WHAT TO PRODUCE » With no word left out, write out the entire listing.

INFORMATION »

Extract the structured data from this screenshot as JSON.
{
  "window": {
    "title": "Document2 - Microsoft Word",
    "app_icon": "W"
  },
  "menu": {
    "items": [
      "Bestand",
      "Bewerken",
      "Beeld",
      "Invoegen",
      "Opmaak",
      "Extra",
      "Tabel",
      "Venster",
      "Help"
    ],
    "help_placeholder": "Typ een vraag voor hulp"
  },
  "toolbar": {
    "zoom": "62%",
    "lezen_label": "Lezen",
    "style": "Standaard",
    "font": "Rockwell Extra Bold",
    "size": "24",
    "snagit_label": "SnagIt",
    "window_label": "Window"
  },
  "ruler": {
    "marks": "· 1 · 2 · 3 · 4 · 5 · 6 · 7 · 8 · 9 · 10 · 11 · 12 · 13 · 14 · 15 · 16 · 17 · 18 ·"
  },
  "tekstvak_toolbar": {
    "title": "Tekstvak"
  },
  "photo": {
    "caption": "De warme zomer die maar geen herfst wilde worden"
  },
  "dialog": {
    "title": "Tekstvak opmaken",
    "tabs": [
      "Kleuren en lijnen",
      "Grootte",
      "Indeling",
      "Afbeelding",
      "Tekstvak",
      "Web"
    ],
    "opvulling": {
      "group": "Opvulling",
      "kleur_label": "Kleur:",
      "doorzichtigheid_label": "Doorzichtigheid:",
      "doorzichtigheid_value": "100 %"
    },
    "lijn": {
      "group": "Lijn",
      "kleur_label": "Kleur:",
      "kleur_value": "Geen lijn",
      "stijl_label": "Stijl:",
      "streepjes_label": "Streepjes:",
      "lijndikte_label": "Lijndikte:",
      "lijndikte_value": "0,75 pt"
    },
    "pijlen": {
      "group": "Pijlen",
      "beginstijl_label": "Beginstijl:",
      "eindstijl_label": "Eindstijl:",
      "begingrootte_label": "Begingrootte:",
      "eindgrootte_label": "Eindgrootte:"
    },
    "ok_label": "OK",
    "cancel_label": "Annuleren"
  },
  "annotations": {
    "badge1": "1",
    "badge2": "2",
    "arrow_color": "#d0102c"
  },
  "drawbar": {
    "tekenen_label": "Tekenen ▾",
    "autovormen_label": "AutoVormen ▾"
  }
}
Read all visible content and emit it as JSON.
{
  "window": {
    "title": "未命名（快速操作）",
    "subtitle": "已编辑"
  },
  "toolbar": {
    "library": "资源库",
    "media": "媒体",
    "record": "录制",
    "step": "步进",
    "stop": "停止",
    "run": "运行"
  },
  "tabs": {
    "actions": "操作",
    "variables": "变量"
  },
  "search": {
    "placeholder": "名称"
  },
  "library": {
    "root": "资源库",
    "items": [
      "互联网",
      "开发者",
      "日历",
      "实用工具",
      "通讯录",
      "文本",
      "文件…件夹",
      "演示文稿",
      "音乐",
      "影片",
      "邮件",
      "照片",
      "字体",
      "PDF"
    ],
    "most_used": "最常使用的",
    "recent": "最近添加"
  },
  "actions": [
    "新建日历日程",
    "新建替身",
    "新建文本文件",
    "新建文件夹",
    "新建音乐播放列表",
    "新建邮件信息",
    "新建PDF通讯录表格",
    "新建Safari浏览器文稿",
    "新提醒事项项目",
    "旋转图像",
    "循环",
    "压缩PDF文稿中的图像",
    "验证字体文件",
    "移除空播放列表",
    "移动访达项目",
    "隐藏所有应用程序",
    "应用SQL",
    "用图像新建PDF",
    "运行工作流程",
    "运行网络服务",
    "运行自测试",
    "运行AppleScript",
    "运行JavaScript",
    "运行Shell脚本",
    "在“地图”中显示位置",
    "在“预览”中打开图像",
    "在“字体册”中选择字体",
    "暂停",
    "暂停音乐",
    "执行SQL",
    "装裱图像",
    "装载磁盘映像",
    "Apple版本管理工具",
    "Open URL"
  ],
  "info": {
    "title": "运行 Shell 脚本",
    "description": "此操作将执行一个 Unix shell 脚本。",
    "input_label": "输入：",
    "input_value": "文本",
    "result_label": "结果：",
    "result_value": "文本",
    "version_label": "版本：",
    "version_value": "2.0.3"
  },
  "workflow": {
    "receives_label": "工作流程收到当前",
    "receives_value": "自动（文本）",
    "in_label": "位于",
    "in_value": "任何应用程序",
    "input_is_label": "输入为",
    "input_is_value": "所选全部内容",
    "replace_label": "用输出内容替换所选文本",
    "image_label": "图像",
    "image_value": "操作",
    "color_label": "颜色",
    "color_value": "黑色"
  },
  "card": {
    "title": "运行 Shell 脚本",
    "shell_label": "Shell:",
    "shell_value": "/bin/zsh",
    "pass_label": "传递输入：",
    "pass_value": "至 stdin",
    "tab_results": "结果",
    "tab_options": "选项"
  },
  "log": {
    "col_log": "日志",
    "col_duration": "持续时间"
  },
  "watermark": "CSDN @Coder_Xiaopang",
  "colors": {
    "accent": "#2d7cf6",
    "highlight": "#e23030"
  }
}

EXERCISE RESULT »
Extract the structured data from this screenshot as JSON.
{
  "window": {
    "title": "Document2 - Microsoft Word",
    "app_icon": "W"
  },
  "menu": {
    "items": [
      "Bestand",
      "Bewerken",
      "Beeld",
      "Invoegen",
      "Opmaak",
      "Extra",
      "Tabel",
      "Venster",
      "Help"
    ],
    "help_placeholder": "Typ een vraag voor hulp"
  },
  "toolbar": {
    "zoom": "62%",
    "lezen_label": "Lezen",
    "style": "Standaard",
    "font": "Rockwell Extra Bold",
    "size": "24",
    "snagit_label": "SnagIt",
    "window_label": "Window"
  },
  "ruler": {
    "marks": "· 1 · 2 · 3 · 4 · 5 · 6 · 7 · 8 · 9 · 10 · 11 · 12 · 13 · 14 · 15 · 16 · 17 · 18 ·"
  },
  "tekstvak_toolbar": {
    "title": "Tekstvak"
  },
  "photo": {
    "caption": "De warme zomer die maar geen herfst wilde worden"
  },
  "dialog": {
    "title": "Tekstvak opmaken",
    "tabs": [
      "Kleuren en lijnen",
      "Grootte",
      "Indeling",
      "Afbeelding",
      "Tekstvak",
      "Web"
    ],
    "opvulling": {
      "group": "Opvulling",
      "kleur_label": "Kleur:",
      "doorzichtigheid_label": "Doorzichtigheid:",
      "doorzichtigheid_value": "100 %"
    },
    "lijn": {
      "group": "Lijn",
      "kleur_label": "Kleur:",
      "kleur_value": "Geen lijn",
      "stijl_label": "Stijl:",
      "streepjes_label": "Streepjes:",
      "lijndikte_label": "Lijndikte:",
      "lijndikte_value": "0,75 pt"
    },
    "pijlen": {
      "group": "Pijlen",
      "beginstijl_label": "Beginstijl:",
      "eindstijl_label": "Eindstijl:",
      "begingrootte_label": "Begingrootte:",
      "eindgrootte_label": "Eindgrootte:"
    },
    "ok_label": "OK",
    "cancel_label": "Annuleren"
  },
  "annotations": {
    "badge1": "1",
    "badge2": "2",
    "arrow_color": "#d0102c"
  },
  "drawbar": {
    "tekenen_label": "Tekenen ▾",
    "autovormen_label": "AutoVormen ▾"
  }
}
Read all visible content and emit it as JSON.
{
  "window": {
    "title": "未命名（快速操作）",
    "subtitle": "已编辑"
  },
  "toolbar": {
    "library": "资源库",
    "media": "媒体",
    "record": "录制",
    "step": "步进",
    "stop": "停止",
    "run": "运行"
  },
  "tabs": {
    "actions": "操作",
    "variables": "变量"
  },
  "search": {
    "placeholder": "名称"
  },
  "library": {
    "root": "资源库",
    "items": [
      "互联网",
      "开发者",
      "日历",
      "实用工具",
      "通讯录",
      "文本",
      "文件…件夹",
      "演示文稿",
      "音乐",
      "影片",
      "邮件",
      "照片",
      "字体",
      "PDF"
    ],
    "most_used": "最常使用的",
    "recent": "最近添加"
  },
  "actions": [
    "新建日历日程",
    "新建替身",
    "新建文本文件",
    "新建文件夹",
    "新建音乐播放列表",
    "新建邮件信息",
    "新建PDF通讯录表格",
    "新建Safari浏览器文稿",
    "新提醒事项项目",
    "旋转图像",
    "循环",
    "压缩PDF文稿中的图像",
    "验证字体文件",
    "移除空播放列表",
    "移动访达项目",
    "隐藏所有应用程序",
    "应用SQL",
    "用图像新建PDF",
    "运行工作流程",
    "运行网络服务",
    "运行自测试",
    "运行AppleScript",
    "运行JavaScript",
    "运行Shell脚本",
    "在“地图”中显示位置",
    "在“预览”中打开图像",
    "在“字体册”中选择字体",
    "暂停",
    "暂停音乐",
    "执行SQL",
    "装裱图像",
    "装载磁盘映像",
    "Apple版本管理工具",
    "Open URL"
  ],
  "info": {
    "title": "运行 Shell 脚本",
    "description": "此操作将执行一个 Unix shell 脚本。",
    "input_label": "输入：",
    "input_value": "文本",
    "result_label": "结果：",
    "result_value": "文本",
    "version_label": "版本：",
    "version_value": "2.0.3"
  },
  "workflow": {
    "receives_label": "工作流程收到当前",
    "receives_value": "自动（文本）",
    "in_label": "位于",
    "in_value": "任何应用程序",
    "input_is_label": "输入为",
    "input_is_value": "所选全部内容",
    "replace_label": "用输出内容替换所选文本",
    "image_label": "图像",
    "image_value": "操作",
    "color_label": "颜色",
    "color_value": "黑色"
  },
  "card": {
    "title": "运行 Shell 脚本",
    "shell_label": "Shell:",
    "shell_value": "/bin/zsh",
    "pass_label": "传递输入：",
    "pass_value": "至 stdin",
    "tab_results": "结果",
    "tab_options": "选项"
  },
  "log": {
    "col_log": "日志",
    "col_duration": "持续时间"
  },
  "watermark": "CSDN @Coder_Xiaopang",
  "colors": {
    "accent": "#2d7cf6",
    "highlight": "#e23030"
  }
}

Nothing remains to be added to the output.